16. Double Diffusion


A. Principle :


This technique is based on the ability of antibodies to form precipitin lines specifically with the antigen. Free diffusion of both the antigen and antibody take place in agar gel and the resulting precipitates are normally visible to the naked eye. 


B. Materials :


a.Noble agar


b.0.05 M Phosphate buffer saline, pH 7.2    (Appendix I)


c.Normal saline


d.1% Amido black


e.2% Acetic acid


f.Glass slides


g.Humid chamber


h.Whatman-3 filter paper


i.Template and gel punch



C. Method :  


1.Take  glass  slides  ( 25 x 75 mm ),  clean  with  alcohol and  place on a horizontal level surface.


2.Dissolve noble agar (1%) in PBS (0.05M, pH 7.2) by indirect boiling.


3.To ensure good contact between the gel and glass plate, the glass plate may be precoated with a thin layer of agar solution (0.5%).


4.Pour 3 ml of 1% agar solution on each glass slide avoiding trapping of air in the  gel.


5.After polymerization (5 minutes time), transfer the gel slides to humid chamber.
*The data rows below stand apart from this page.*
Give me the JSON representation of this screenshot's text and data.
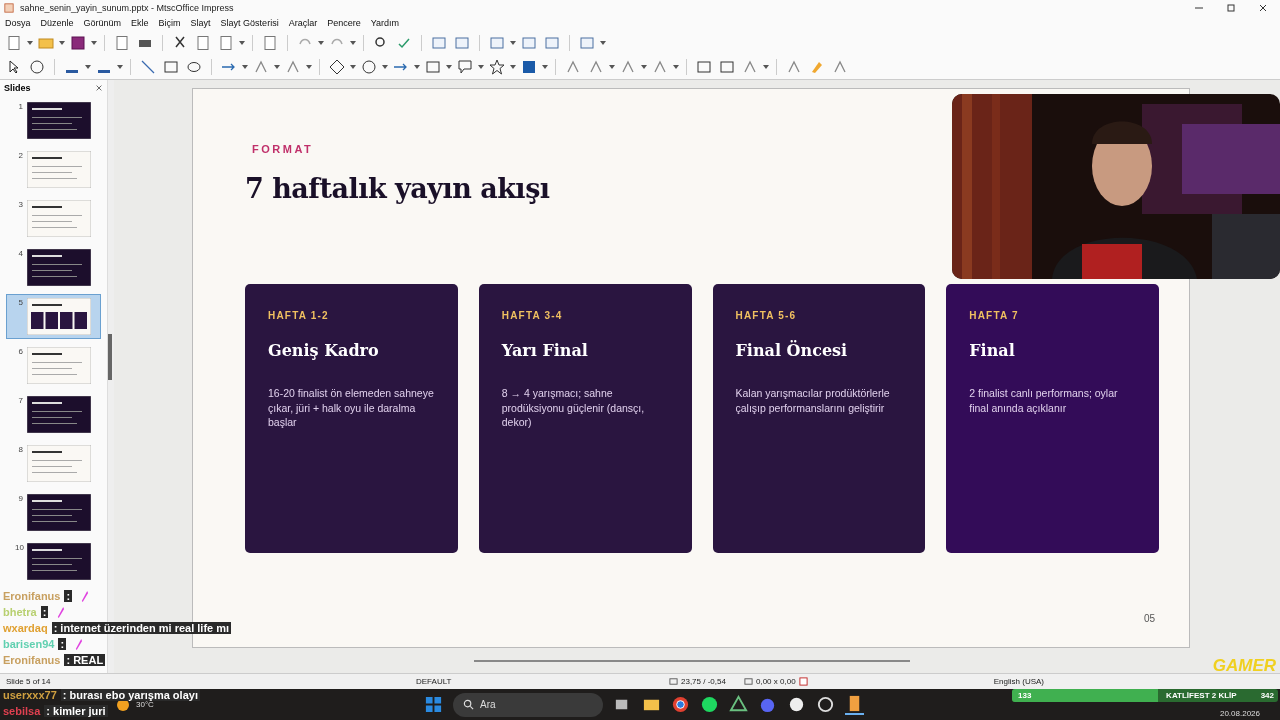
{
  "window": {
    "title": "sahne_senin_yayin_sunum.pptx - MtscOffice Impress"
  },
  "menu": [
    "Dosya",
    "Düzenle",
    "Görünüm",
    "Ekle",
    "Biçim",
    "Slayt",
    "Slayt Gösterisi",
    "Araçlar",
    "Pencere",
    "Yardım"
  ],
  "slides_panel": {
    "title": "Slides",
    "slides": [
      {
        "number": "1",
        "kind": "dark",
        "selected": false
      },
      {
        "number": "2",
        "kind": "light",
        "selected": false
      },
      {
        "number": "3",
        "kind": "light",
        "selected": false
      },
      {
        "number": "4",
        "kind": "dark",
        "selected": false
      },
      {
        "number": "5",
        "kind": "cards",
        "selected": true
      },
      {
        "number": "6",
        "kind": "light",
        "selected": false
      },
      {
        "number": "7",
        "kind": "dark",
        "selected": false
      },
      {
        "number": "8",
        "kind": "light",
        "selected": false
      },
      {
        "number": "9",
        "kind": "dark",
        "selected": false
      },
      {
        "number": "10",
        "kind": "dark",
        "selected": false
      }
    ]
  },
  "slide": {
    "eyebrow": "FORMAT",
    "title": "7 haftalık yayın akışı",
    "page": "05",
    "cards": [
      {
        "label": "HAFTA 1-2",
        "title": "Geniş Kadro",
        "body": "16-20 finalist ön elemeden sahneye çıkar, jüri + halk oyu ile daralma başlar",
        "color": "#2a1540"
      },
      {
        "label": "HAFTA 3-4",
        "title": "Yarı Final",
        "body": "8 → 4 yarışmacı; sahne prodüksiyonu güçlenir (dansçı, dekor)",
        "color": "#2a1540"
      },
      {
        "label": "HAFTA 5-6",
        "title": "Final Öncesi",
        "body": "Kalan yarışmacılar prodüktörlerle çalışıp performanslarını geliştirir",
        "color": "#2a1540"
      },
      {
        "label": "HAFTA 7",
        "title": "Final",
        "body": "2 finalist canlı performans; oylar final anında açıklanır",
        "color": "#330c58"
      }
    ]
  },
  "status_bar": {
    "slide": "Slide 5 of 14",
    "layout": "DEFAULT",
    "position": "23,75 / -0,54",
    "size": "0,00 x 0,00",
    "language": "English (USA)"
  },
  "taskbar": {
    "weather": "30°C",
    "search": "Ara",
    "date": "20.08.2026"
  },
  "chat": [
    {
      "user": "Eronifanus",
      "color": "#c8a060",
      "message": ":",
      "emote": true
    },
    {
      "user": "bhetra",
      "color": "#b8d070",
      "message": ":",
      "emote": true
    },
    {
      "user": "wxardaq",
      "color": "#e0a030",
      "message": ": internet üzerinden mi real life mı"
    },
    {
      "user": "barisen94",
      "color": "#60d0b0",
      "message": ":",
      "emote": true
    },
    {
      "user": "Eronifanus",
      "color": "#c8a060",
      "message": ": REAL"
    },
    {
      "user": "userxxx77",
      "color": "#d0a040",
      "message": ": burası ebo yarışma olayı"
    },
    {
      "user": "sebilsa",
      "color": "#e04050",
      "message": ": kimler juri"
    }
  ],
  "stream_goal": {
    "count": "133",
    "title": "KATLİFEST 2 KLİP",
    "value": "342",
    "level": 0.55
  },
  "stream_logo": "GAMER"
}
6.Punch wells of 3 mm diameter with an interspace of 5 mm in agar gel using a template and a gel punch. The punched gel is aspirated out.
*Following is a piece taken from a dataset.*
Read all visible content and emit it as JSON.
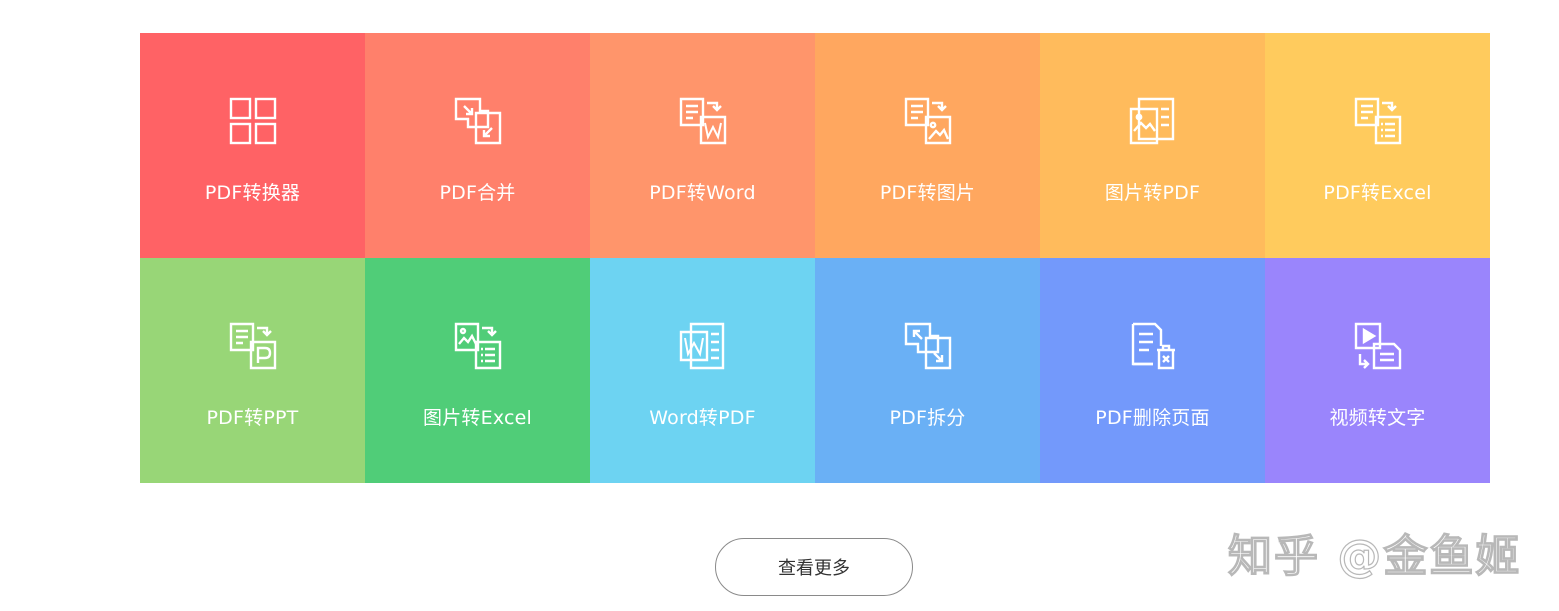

7.Load  10  µl  of antigen  and  antibody in  separate  wells and  keep  the slide in humid chamber for 24 hr at room temperature and at 40C for another 48 hr.


8.Note the development of immunoprecipitate bands from time to time ( After optimal development  of precipitin  lines  as visualized  by  naked eye, the slide may be stained with 1% amido black for improved sensitivity).


9.After  incubation  for  an appropriate  period,  keep the agar slide in normal saline with several hourly changes to remove unprecipitated proteins.


10.After washing the slide, dry the gel at room temperature by keeping a wet Whatman-3 filter paper over it without trapping air between the filter paper and the gel.


11.After drying, remove the filter paper by slight wetting and immerse in 1% amido black  for 10 minutes.


12.Transfer  the slide  to  destaining solution  ( 2 %  acetic acid ). Change the destaining solution 2 or 3 times till dark, sharp protein bands are clear.





Ouchterlony, O. Diffusion in gel methods for immunological analysis. Prog. Allergy, 6, (1962), 30.